- What you have to do:
Find the string "Штора" in the listing and report every line that has it.

========

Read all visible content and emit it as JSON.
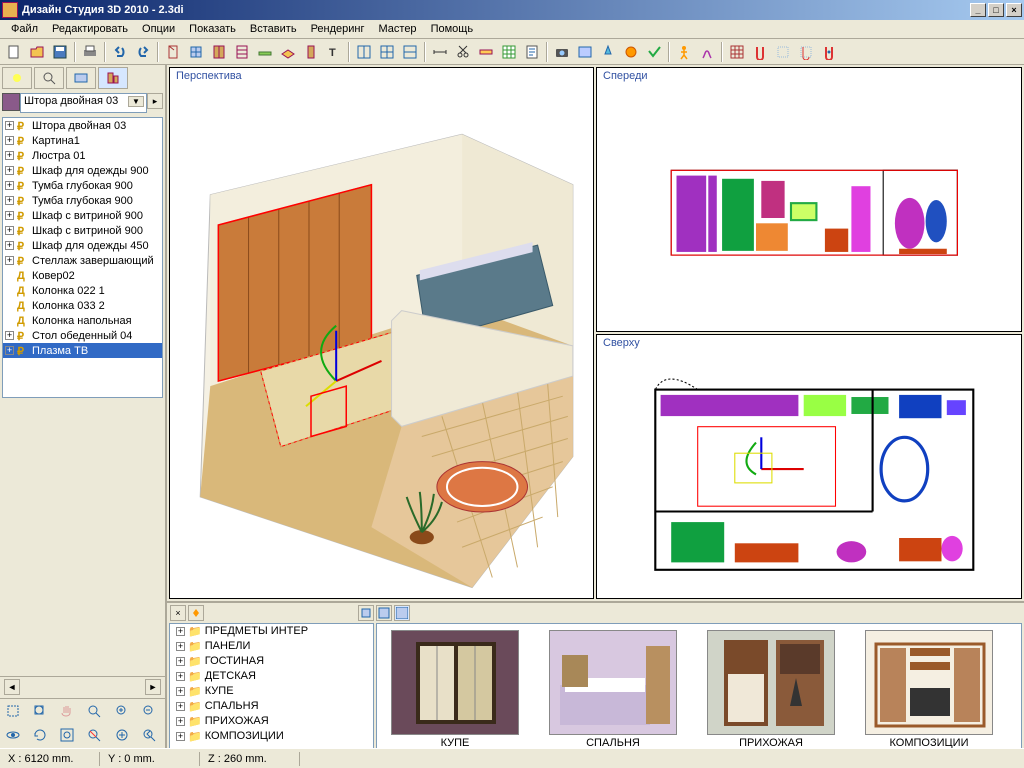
{
  "window": {
    "title": "Дизайн Студия 3D 2010 - 2.3di"
  },
  "menu": [
    "Файл",
    "Редактировать",
    "Опции",
    "Показать",
    "Вставить",
    "Рендеринг",
    "Мастер",
    "Помощь"
  ],
  "combo": {
    "value": "Штора двойная 03"
  },
  "scene_tree": [
    {
      "label": "Штора двойная 03",
      "type": "P",
      "exp": true
    },
    {
      "label": "Картина1",
      "type": "P",
      "exp": true
    },
    {
      "label": "Люстра 01",
      "type": "P",
      "exp": true
    },
    {
      "label": "Шкаф для одежды 900",
      "type": "P",
      "exp": true
    },
    {
      "label": "Тумба глубокая 900",
      "type": "P",
      "exp": true
    },
    {
      "label": "Тумба глубокая 900",
      "type": "P",
      "exp": true
    },
    {
      "label": "Шкаф с витриной 900",
      "type": "P",
      "exp": true
    },
    {
      "label": "Шкаф с витриной 900",
      "type": "P",
      "exp": true
    },
    {
      "label": "Шкаф для одежды 450",
      "type": "P",
      "exp": true
    },
    {
      "label": "Стеллаж завершающий",
      "type": "P",
      "exp": true
    },
    {
      "label": "Ковер02",
      "type": "Д",
      "exp": false
    },
    {
      "label": "Колонка 022 1",
      "type": "Д",
      "exp": false
    },
    {
      "label": "Колонка 033 2",
      "type": "Д",
      "exp": false
    },
    {
      "label": "Колонка напольная",
      "type": "Д",
      "exp": false
    },
    {
      "label": "Стол обеденный 04",
      "type": "P",
      "exp": true
    },
    {
      "label": "Плазма ТВ",
      "type": "P",
      "exp": true,
      "sel": true
    }
  ],
  "viewports": {
    "persp": "Перспектива",
    "front": "Спереди",
    "top": "Сверху"
  },
  "catalog_tree": [
    {
      "label": "ПРЕДМЕТЫ ИНТЕР",
      "exp": true
    },
    {
      "label": "ПАНЕЛИ",
      "exp": true
    },
    {
      "label": "ГОСТИНАЯ",
      "exp": true
    },
    {
      "label": "ДЕТСКАЯ",
      "exp": true
    },
    {
      "label": "КУПЕ",
      "exp": true
    },
    {
      "label": "СПАЛЬНЯ",
      "exp": true
    },
    {
      "label": "ПРИХОЖАЯ",
      "exp": true
    },
    {
      "label": "КОМПОЗИЦИИ",
      "exp": true
    }
  ],
  "thumbs": [
    {
      "label": "КУПЕ"
    },
    {
      "label": "СПАЛЬНЯ"
    },
    {
      "label": "ПРИХОЖАЯ"
    },
    {
      "label": "КОМПОЗИЦИИ"
    }
  ],
  "status": {
    "x": "X : 6120 mm.",
    "y": "Y : 0 mm.",
    "z": "Z : 260 mm."
  }
}
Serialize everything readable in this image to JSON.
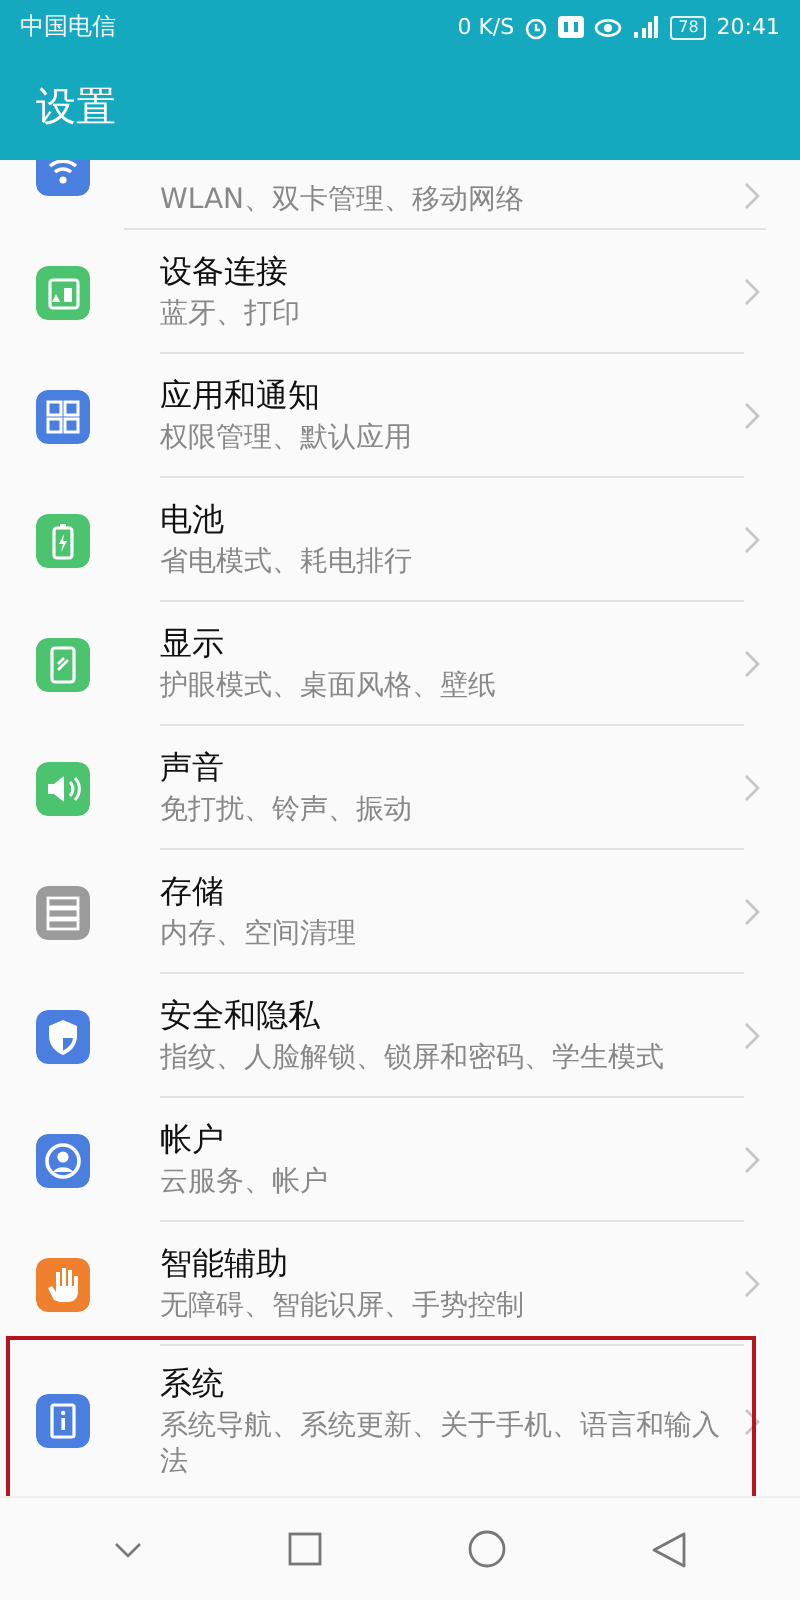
{
  "status_bar": {
    "carrier": "中国电信",
    "speed": "0 K/S",
    "battery": "78",
    "time": "20:41"
  },
  "header": {
    "title": "设置"
  },
  "items": [
    {
      "kind": "partial",
      "color": "#4a7fe0",
      "subtitle": "WLAN、双卡管理、移动网络",
      "highlighted": false
    },
    {
      "kind": "full",
      "color": "#4cc36f",
      "title": "设备连接",
      "subtitle": "蓝牙、打印",
      "highlighted": false
    },
    {
      "kind": "full",
      "color": "#4a7fe0",
      "title": "应用和通知",
      "subtitle": "权限管理、默认应用",
      "highlighted": false
    },
    {
      "kind": "full",
      "color": "#4cc36f",
      "title": "电池",
      "subtitle": "省电模式、耗电排行",
      "highlighted": false
    },
    {
      "kind": "full",
      "color": "#4cc36f",
      "title": "显示",
      "subtitle": "护眼模式、桌面风格、壁纸",
      "highlighted": false
    },
    {
      "kind": "full",
      "color": "#4cc36f",
      "title": "声音",
      "subtitle": "免打扰、铃声、振动",
      "highlighted": false
    },
    {
      "kind": "full",
      "color": "#9b9b9b",
      "title": "存储",
      "subtitle": "内存、空间清理",
      "highlighted": false
    },
    {
      "kind": "full",
      "color": "#4a7fe0",
      "title": "安全和隐私",
      "subtitle": "指纹、人脸解锁、锁屏和密码、学生模式",
      "highlighted": false
    },
    {
      "kind": "full",
      "color": "#4a7fe0",
      "title": "帐户",
      "subtitle": "云服务、帐户",
      "highlighted": false
    },
    {
      "kind": "full",
      "color": "#f07f2e",
      "title": "智能辅助",
      "subtitle": "无障碍、智能识屏、手势控制",
      "highlighted": false
    },
    {
      "kind": "full",
      "color": "#4a7fe0",
      "title": "系统",
      "subtitle": "系统导航、系统更新、关于手机、语言和输入法",
      "highlighted": true
    }
  ]
}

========

- Solved exercise:
    "value": "Штора двойная 03"
      "label": "Штора двойная 03",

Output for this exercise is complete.